   file systems support extended attributes. The getfattr and setfattr
   utilities can be used to retrieve and set xattrs. The names of the
   extended attributes must be prefixed by the name of the category and
   a dot; hence these categories are generally qualified as name spaces.
   Currently, four namespaces exist: user, trusted, security and system.
   Recommendations on how they should be used are published by
   freedesktop.org [1].

   In FreeBSD, the UFS1 and UFS2 file systems (5.0 and later) and XFS
   (8.0 and later) support extended attributes in two namespaces - user
   and system. The associated utilities are getextattr, lsextattr,
   rmextattr, and setextattr.

   Solaris (9 and later) allows files to have extended attributes, but
   implements them as "forks".

   On Windows NT, limited-length extended attributes are supported by
   FAT, HPFS, and NTFS. Additionally, NTFS can support infinite-length
   extended attributes in the form of Alternate Data Streams (ADS), a
   type of resource fork.

   Mac OS X 10.4 and later support extended attributes through open name
   spaces enabled through a mount option.

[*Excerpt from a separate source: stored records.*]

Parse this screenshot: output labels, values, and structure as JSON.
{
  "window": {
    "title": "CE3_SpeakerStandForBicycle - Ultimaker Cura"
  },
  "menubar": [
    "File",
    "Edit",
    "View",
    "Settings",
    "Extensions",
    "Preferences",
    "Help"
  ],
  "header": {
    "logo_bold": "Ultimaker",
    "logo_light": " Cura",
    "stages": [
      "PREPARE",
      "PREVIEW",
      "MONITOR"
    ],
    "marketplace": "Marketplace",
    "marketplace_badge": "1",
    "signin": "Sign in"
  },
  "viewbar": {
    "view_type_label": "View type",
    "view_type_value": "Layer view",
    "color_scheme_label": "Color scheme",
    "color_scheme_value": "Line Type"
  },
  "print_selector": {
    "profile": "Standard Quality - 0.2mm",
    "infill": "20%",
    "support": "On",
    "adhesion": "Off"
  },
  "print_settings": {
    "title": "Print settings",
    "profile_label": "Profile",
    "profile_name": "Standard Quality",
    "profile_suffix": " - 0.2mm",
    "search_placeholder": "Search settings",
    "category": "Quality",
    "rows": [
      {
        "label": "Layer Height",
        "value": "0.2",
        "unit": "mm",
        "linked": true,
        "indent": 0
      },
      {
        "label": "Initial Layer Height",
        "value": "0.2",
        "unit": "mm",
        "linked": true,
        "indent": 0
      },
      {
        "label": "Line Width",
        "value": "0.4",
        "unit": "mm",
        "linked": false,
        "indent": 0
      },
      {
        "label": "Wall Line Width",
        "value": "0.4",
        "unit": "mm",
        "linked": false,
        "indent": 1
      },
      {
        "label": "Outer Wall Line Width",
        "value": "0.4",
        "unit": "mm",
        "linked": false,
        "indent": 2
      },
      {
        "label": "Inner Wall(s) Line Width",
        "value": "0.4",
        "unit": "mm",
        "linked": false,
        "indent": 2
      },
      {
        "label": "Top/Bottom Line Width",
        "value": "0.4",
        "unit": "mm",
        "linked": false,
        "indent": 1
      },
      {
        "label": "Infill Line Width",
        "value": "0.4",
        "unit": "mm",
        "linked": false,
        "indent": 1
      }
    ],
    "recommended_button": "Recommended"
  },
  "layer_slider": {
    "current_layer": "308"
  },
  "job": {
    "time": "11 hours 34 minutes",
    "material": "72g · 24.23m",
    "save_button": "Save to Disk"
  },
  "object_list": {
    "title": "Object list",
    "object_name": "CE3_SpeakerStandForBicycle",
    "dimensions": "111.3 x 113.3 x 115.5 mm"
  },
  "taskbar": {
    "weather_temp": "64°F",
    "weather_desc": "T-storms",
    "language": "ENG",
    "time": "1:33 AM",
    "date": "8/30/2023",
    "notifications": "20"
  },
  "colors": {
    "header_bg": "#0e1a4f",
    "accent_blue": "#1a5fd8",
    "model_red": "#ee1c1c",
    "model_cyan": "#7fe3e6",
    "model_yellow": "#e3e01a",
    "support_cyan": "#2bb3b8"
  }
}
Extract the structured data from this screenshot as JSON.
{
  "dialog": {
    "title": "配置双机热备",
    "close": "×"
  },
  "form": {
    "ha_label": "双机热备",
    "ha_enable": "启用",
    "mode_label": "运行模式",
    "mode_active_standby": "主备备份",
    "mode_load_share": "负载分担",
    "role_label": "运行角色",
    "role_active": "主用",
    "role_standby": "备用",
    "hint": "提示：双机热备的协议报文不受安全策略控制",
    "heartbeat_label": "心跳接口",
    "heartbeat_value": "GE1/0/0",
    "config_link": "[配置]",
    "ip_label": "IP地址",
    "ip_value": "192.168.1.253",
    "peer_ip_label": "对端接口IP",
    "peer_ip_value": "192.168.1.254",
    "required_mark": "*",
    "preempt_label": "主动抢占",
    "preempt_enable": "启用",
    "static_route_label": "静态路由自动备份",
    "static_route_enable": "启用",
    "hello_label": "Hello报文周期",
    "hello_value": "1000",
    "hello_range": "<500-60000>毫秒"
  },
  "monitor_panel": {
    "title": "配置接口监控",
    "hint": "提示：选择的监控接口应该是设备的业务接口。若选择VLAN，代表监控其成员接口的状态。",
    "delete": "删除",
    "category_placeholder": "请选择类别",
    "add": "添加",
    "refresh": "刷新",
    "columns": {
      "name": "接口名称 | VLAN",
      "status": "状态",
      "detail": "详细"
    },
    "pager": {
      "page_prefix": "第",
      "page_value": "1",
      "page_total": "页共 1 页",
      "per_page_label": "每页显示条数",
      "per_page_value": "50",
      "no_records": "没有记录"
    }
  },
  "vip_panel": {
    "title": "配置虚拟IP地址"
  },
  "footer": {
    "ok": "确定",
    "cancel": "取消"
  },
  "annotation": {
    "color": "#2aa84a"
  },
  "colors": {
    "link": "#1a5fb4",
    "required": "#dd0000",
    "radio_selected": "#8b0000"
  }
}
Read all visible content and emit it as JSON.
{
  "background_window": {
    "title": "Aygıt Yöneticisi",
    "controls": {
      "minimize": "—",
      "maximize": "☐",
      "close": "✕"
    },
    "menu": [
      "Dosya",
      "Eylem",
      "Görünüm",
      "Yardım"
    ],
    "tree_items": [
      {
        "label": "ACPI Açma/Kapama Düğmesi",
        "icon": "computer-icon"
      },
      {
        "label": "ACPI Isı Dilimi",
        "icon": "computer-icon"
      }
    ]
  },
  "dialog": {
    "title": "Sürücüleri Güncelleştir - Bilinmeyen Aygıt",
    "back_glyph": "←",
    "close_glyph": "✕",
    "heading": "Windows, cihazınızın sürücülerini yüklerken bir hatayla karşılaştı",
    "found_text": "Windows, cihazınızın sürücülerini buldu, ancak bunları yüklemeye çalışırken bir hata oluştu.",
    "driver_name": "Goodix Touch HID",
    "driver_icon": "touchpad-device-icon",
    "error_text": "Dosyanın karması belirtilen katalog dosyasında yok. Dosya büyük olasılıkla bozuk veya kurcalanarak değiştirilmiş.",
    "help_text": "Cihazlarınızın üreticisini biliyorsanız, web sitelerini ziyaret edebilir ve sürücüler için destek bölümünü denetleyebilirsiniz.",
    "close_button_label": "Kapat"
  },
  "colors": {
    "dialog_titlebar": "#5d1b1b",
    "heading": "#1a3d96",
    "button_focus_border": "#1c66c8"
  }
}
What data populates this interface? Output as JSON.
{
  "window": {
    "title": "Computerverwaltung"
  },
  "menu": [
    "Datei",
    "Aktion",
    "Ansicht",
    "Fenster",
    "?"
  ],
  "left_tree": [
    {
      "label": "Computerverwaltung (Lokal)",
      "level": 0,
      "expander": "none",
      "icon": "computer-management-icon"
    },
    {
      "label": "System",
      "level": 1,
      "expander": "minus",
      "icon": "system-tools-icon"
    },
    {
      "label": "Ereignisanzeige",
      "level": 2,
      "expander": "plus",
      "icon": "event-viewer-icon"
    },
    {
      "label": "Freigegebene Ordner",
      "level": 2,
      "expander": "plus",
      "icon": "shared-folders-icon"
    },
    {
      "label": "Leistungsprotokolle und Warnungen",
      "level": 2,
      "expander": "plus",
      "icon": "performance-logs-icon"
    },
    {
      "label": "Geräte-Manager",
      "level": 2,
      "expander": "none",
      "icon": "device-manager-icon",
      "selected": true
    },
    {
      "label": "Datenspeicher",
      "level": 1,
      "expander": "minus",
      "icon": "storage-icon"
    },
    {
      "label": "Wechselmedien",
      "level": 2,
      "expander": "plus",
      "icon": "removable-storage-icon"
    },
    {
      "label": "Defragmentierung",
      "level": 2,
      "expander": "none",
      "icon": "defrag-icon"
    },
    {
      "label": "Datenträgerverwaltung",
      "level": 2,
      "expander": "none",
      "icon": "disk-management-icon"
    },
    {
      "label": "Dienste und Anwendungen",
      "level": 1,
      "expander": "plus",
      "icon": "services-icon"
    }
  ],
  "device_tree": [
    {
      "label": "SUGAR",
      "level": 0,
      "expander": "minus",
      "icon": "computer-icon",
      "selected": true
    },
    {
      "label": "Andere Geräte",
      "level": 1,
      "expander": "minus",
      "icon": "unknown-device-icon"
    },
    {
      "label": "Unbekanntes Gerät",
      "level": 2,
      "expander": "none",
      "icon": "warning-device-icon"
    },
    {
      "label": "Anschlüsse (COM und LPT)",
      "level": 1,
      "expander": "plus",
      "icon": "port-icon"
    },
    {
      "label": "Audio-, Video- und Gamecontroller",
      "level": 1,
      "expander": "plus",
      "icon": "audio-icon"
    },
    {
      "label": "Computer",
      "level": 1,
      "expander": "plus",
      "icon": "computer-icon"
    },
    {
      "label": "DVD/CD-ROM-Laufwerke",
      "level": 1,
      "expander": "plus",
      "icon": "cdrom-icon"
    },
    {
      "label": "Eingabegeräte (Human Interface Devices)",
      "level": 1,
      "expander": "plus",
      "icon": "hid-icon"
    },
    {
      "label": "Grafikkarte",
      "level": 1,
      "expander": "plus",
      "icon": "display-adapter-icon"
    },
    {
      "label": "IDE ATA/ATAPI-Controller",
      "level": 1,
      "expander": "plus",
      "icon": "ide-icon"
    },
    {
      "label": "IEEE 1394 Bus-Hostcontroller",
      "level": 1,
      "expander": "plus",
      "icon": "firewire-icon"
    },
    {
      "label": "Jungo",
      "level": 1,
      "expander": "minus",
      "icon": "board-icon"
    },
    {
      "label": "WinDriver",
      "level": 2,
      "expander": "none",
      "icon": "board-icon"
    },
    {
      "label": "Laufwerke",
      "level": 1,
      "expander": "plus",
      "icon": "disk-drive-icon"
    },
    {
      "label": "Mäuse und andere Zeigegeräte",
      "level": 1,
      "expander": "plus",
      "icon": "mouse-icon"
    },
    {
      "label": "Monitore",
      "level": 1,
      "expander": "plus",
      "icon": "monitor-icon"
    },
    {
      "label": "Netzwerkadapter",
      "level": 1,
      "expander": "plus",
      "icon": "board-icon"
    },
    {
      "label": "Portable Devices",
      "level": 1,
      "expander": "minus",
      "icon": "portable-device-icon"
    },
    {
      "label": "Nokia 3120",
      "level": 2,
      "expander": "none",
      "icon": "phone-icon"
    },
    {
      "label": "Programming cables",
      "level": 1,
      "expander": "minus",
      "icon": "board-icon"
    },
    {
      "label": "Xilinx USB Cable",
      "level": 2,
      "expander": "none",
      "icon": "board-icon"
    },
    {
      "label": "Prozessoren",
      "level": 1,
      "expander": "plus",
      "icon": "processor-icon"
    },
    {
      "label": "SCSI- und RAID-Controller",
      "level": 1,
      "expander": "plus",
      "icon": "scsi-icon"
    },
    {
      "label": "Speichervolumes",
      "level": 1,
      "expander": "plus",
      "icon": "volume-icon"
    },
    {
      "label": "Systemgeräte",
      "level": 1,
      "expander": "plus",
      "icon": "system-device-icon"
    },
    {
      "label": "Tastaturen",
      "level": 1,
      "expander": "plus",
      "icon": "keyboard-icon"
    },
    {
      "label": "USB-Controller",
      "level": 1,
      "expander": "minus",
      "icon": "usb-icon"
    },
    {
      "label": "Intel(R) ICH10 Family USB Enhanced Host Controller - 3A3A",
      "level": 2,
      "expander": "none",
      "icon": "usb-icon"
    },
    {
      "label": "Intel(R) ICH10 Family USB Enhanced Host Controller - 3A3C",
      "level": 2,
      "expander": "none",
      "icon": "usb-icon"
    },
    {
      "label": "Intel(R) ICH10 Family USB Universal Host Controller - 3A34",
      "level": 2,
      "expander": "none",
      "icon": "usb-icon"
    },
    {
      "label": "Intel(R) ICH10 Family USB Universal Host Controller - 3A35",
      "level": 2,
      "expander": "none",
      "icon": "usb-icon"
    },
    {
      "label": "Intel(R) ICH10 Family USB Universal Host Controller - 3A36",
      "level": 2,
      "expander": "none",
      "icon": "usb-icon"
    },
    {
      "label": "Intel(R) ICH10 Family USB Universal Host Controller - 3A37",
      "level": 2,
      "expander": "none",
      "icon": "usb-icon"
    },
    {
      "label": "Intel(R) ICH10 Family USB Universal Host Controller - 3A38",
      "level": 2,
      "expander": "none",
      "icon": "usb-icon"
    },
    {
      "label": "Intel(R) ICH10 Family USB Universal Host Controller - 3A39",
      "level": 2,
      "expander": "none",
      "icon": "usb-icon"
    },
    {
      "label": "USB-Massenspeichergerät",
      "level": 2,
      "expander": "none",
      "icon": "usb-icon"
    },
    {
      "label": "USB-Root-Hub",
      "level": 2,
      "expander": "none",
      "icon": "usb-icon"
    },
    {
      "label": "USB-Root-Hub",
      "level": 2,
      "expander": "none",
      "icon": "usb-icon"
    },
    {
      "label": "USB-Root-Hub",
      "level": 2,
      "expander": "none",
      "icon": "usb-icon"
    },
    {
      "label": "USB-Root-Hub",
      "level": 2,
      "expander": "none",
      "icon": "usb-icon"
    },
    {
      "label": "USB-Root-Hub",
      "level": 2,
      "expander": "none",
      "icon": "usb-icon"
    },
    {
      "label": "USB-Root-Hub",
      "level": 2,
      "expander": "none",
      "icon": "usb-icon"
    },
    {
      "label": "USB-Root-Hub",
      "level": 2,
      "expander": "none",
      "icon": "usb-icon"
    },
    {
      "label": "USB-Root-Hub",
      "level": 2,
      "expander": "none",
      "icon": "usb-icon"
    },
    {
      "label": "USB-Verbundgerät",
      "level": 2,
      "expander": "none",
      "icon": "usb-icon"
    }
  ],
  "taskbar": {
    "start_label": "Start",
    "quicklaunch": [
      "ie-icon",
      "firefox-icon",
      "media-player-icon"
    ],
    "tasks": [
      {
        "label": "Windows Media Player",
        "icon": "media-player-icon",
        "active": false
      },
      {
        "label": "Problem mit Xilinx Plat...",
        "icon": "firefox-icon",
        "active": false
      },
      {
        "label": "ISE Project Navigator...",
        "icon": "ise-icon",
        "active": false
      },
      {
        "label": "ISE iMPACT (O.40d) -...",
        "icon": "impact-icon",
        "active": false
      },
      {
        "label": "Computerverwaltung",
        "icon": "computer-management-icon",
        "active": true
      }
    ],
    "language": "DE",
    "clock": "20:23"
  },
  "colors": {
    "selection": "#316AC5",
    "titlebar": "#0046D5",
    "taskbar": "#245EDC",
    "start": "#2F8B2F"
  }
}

7  Security Considerations

   The additions to the NFS protocol for supporting extended attributes
   do not alter the security considerations of the NFSv4.1 protocol
   [RFC5661].


8  IANA Considerations

   There are no IANA considerations in this document.  All NFSv4.1 IANA
   considerations are covered in [RFC5661].



Naik, et al.            Expires August 10, 2014                 [Page 8]


Internet Draft        Extended Attributes in NFSv4      February 6, 2014


9  References

9.1  Normative References

   [KEYWORDS] Bradner, S., "Key words for use in RFCs to Indicate
              Requirement Levels", BCP 14, RFC 2119, March 1997.

   [RFC5661]  Shepler, S., Ed., Eisler, M., Ed., and D. Noveck, Ed.,
              "Network File System (NFS) Version 4 Minor Version 1
              Protocol", RFC 5661, January 2010.

   [RFC5662]  Shepler, S., Ed., Eisler, M., Ed., and D. Noveck, Ed.,
              "Network File System (NFS) Version 4 Minor Version 1
              External Data Representation Standard (XDR) Description",
              RFC 5662, January 2010.


9.2  Informative References

   [1]        http://www.freedesktop.org/wiki/CommonExtendedAttributes,
   "Guidelines for extended attributes".






























Naik, et al.            Expires August 10, 2014                 [Page 9]


Internet Draft        Extended Attributes in NFSv4      February 6, 2014


Authors' Addresses

   Manoj Naik
   IBM Almaden
   650 Harry Rd
   San Jose, CA 95120

   Phone: +1 408-927-1707
   Email: mnaik@us.ibm.com

   Marc Eshel
   IBM Almaden
   650 Harry Rd
   San Jose, CA 95120

   Phone: +1 408-927-1894
   Email: eshel@us.ibm.com


































Naik, et al.            Expires August 10, 2014                [Page 10]


Html markup produced by rfcmarkup 1.129d, available from https://tools.ietf.org/tools/rfcmarkup/